(Recorded data Opens)

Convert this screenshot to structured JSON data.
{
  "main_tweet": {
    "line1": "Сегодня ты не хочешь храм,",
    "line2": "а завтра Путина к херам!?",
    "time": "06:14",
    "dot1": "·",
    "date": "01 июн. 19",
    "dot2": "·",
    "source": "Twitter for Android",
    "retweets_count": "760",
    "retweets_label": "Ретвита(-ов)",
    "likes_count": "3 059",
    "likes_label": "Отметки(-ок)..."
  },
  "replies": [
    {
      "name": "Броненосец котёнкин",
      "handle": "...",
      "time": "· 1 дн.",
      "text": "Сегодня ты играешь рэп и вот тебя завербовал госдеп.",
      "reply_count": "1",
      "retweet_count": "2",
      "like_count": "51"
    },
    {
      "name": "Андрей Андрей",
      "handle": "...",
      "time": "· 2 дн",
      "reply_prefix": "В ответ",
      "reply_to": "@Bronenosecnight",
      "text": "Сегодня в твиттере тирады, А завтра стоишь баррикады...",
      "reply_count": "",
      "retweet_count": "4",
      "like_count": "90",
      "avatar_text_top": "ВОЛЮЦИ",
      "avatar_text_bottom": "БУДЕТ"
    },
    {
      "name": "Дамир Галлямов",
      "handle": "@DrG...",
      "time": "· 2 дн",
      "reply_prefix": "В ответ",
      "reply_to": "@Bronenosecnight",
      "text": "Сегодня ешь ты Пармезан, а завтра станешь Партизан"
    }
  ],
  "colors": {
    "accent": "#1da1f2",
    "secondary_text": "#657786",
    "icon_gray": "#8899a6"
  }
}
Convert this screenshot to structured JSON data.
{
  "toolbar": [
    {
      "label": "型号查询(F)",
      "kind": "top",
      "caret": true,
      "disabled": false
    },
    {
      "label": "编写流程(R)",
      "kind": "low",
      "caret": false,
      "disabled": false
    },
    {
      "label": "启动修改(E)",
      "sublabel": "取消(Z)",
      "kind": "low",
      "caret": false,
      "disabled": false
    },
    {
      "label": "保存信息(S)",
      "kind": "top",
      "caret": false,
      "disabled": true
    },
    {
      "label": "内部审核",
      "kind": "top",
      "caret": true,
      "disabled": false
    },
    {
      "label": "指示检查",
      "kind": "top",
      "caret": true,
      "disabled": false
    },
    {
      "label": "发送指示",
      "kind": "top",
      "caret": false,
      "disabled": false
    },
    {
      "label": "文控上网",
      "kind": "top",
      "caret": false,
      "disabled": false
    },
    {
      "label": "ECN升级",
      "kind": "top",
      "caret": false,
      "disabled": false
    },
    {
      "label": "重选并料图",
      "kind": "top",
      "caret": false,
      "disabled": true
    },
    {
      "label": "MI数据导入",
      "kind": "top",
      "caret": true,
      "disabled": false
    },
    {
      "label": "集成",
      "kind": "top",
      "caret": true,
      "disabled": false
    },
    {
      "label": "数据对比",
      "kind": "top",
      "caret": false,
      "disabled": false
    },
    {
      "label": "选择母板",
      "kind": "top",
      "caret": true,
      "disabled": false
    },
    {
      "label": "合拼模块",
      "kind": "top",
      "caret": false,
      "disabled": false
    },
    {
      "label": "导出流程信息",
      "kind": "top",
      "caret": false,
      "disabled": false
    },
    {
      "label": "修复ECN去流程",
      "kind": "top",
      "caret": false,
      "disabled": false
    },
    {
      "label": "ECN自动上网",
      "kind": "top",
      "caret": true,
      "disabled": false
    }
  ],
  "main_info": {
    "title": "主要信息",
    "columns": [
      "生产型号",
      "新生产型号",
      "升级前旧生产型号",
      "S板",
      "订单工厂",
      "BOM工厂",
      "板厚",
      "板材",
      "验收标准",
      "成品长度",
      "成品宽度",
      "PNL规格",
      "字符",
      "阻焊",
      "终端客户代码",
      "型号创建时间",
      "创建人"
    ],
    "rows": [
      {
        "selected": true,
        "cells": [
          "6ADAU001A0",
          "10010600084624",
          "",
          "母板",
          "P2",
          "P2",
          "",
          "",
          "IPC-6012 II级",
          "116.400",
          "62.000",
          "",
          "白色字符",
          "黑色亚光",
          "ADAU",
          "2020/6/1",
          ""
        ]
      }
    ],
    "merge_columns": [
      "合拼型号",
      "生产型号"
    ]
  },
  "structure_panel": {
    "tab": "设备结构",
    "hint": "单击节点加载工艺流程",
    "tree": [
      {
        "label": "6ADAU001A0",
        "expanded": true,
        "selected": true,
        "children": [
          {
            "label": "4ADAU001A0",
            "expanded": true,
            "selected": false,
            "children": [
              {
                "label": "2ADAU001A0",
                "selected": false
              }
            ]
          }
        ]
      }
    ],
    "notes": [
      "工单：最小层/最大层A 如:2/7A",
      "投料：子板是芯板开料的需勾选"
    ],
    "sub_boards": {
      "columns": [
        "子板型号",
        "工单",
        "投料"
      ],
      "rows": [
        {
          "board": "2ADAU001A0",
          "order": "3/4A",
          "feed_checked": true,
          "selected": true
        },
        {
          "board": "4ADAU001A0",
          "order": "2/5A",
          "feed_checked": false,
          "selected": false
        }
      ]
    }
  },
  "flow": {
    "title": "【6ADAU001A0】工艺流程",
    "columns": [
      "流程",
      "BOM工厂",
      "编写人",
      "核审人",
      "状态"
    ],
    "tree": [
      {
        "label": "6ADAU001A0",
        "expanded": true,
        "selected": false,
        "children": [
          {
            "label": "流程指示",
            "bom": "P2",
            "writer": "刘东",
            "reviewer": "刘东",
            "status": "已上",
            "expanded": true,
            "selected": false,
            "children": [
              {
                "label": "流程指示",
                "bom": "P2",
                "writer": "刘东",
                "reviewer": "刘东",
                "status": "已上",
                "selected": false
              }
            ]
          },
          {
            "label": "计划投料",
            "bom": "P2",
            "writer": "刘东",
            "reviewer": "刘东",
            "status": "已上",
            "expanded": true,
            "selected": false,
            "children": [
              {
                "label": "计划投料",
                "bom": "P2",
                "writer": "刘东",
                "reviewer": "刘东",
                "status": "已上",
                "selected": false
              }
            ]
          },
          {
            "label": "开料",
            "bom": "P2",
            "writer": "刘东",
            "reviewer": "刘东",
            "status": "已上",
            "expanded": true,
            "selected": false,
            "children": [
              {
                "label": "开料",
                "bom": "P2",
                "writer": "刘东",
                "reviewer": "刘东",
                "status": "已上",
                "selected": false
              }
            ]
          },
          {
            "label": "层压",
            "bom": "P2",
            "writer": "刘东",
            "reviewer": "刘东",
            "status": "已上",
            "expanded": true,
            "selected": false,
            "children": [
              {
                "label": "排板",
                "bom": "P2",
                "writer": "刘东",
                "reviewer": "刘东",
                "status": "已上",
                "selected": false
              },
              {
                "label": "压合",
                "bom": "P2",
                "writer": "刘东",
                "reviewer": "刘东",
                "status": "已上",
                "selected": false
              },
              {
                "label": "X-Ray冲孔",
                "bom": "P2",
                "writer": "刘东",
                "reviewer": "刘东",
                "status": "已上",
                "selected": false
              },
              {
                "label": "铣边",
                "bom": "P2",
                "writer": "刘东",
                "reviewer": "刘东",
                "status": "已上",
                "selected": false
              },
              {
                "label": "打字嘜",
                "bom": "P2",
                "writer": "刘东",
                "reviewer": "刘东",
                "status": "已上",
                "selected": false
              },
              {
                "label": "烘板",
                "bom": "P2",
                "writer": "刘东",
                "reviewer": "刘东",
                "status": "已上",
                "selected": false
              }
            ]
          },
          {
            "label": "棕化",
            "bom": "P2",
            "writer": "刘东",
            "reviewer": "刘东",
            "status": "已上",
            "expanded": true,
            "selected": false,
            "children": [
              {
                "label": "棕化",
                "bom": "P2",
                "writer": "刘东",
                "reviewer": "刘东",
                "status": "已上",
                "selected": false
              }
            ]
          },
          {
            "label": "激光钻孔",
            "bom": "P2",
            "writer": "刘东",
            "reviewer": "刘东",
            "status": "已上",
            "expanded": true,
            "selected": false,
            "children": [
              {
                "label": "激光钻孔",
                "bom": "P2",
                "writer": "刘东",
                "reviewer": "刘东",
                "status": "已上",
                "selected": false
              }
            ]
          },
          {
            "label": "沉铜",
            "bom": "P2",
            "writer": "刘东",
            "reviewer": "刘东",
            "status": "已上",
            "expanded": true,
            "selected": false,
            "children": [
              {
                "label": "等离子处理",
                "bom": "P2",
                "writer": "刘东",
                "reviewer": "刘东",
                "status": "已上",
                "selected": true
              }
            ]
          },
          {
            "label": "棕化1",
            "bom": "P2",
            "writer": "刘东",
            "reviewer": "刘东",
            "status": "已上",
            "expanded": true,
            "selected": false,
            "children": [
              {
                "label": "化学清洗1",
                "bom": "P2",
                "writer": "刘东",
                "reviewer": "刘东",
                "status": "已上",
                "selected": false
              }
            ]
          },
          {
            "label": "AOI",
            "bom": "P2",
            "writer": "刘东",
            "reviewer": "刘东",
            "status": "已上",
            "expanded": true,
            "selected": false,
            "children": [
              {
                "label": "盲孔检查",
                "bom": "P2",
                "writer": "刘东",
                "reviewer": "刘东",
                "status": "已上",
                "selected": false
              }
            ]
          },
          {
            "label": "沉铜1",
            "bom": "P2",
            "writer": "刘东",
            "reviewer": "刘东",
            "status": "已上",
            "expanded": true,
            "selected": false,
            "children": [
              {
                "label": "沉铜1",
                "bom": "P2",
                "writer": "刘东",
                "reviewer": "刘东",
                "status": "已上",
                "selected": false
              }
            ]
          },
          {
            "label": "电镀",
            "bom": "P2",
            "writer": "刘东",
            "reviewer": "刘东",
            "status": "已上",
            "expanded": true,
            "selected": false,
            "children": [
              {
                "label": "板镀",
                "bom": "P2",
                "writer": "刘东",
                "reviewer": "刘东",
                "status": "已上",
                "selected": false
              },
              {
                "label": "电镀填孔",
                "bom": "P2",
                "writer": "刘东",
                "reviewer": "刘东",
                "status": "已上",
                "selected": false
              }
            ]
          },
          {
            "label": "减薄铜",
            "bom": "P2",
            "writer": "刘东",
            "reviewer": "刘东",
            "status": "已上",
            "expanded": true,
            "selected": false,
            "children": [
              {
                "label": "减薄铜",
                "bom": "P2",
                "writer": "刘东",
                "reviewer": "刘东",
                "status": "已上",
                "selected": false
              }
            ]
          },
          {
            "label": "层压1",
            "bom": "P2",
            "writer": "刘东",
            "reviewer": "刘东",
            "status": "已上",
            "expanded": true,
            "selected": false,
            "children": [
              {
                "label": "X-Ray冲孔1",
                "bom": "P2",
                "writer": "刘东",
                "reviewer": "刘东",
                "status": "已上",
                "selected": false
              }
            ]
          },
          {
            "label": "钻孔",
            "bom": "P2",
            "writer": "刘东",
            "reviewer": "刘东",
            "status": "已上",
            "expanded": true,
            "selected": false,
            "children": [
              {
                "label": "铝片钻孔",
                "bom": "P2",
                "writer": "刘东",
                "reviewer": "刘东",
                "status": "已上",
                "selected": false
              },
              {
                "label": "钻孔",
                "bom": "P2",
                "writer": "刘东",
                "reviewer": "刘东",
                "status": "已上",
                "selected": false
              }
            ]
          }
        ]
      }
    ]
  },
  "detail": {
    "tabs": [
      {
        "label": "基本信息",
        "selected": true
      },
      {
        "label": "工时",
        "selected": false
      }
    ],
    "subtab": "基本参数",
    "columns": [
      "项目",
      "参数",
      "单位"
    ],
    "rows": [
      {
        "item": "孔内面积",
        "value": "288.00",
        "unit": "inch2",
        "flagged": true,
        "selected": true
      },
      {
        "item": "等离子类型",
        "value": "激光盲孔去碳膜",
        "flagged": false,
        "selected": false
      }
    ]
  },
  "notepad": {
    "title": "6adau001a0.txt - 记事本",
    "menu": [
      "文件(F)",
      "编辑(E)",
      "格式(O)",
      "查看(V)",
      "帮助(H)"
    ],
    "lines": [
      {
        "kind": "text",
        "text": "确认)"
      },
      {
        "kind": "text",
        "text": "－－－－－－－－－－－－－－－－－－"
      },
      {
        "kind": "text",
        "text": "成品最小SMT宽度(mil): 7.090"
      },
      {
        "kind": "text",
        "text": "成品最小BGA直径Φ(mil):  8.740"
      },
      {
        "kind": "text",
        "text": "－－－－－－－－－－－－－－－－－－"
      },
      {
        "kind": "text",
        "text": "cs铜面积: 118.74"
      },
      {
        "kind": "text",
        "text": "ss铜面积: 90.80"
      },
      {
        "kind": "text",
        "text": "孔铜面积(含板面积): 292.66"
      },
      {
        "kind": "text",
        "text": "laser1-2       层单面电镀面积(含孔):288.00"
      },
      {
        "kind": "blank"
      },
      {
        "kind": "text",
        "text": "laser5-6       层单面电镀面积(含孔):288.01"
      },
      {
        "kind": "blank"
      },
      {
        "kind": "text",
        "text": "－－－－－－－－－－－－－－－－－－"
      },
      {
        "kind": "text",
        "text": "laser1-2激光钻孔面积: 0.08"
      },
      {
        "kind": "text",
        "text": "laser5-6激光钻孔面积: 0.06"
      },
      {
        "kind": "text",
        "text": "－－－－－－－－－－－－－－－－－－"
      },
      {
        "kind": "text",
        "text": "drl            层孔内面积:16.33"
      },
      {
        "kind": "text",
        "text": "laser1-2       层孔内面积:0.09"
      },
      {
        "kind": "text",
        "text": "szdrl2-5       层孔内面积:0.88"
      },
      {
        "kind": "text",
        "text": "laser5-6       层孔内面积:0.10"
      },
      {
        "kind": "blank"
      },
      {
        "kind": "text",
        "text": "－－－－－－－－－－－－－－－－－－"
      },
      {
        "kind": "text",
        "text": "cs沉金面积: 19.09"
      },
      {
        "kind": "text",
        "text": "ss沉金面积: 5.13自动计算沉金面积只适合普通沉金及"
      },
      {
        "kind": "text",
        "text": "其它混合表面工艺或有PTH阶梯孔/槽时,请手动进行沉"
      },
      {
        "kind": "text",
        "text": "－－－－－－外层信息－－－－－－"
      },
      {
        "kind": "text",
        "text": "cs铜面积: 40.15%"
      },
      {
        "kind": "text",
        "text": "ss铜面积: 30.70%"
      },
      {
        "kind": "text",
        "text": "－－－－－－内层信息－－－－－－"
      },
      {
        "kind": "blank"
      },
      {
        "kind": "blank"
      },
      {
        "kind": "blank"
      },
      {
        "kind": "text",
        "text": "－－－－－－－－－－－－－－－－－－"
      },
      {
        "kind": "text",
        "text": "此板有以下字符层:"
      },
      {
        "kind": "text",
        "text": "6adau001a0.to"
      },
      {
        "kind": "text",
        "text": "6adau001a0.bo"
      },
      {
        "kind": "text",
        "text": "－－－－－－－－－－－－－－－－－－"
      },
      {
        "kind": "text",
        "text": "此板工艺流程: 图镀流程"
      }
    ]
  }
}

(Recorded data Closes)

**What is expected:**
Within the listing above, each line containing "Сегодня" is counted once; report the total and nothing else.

**Task response:**
4